A stratified randomised, placebo-controlled, double-blind phase I clinical trial was done in 120 volunteers aged 18-60 years. Volunteers were assigned to receive two doses of placebo (n=24) or an inactivated whole-virion influenza A (H5N1) vaccine with 1.25 microg (24), 2.5 microg (24), 5 microg (24), or 10 microg (24) haemagglutinin per dose with aluminium hydroxide adjuvant on day 0 and 28. Serum samples were obtained on day 0, 14, 28, 42, and 56 for haemagglutination inhibition and virus neutralisation assays. This trial is registered with the registry with the number NCT00356798.


All four formulations of vaccines were well tolerated. No serious adverse event was reported and most local and systemic reactions were mild and transient. All formulations induced antibody responses after the first dose; the highest immune response of 78% seropositivity was seen in the 10 mug group after two vaccine doses. Two individuals dropped out: one in the 1.25 microg group (withdrew consent) and one in the 10 microg group (discontinued); one individual was also excluded from the final analysis.


A two-dose regimen of an adjuvanted 10 microg inactivated whole-virion H5N1 vaccine met all European regulatory requirements for annual licensing of seasonal influenza vaccine. Lower doses of this vaccine could achieve immune responses equivalent to those elicited by adjuvanted or non-adjuvanted split-virion vaccines. The use of a whole virion vaccine could be more adaptable to the antigen-sparing strategy recommended by WHO for protection against an influenza pandemic.

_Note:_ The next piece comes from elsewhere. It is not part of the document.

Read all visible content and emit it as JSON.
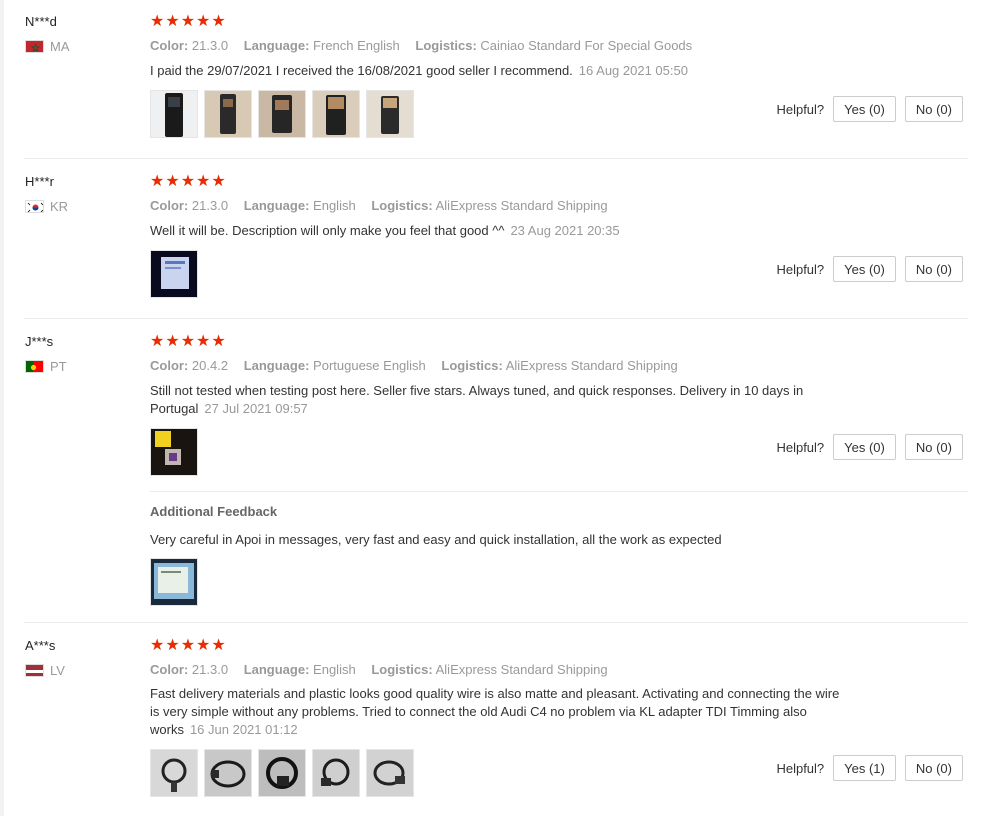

[Indexed for MEDLINE]

Supplemental Content

Full text links

Icon for Elsevier Science
Loading ...
Support Center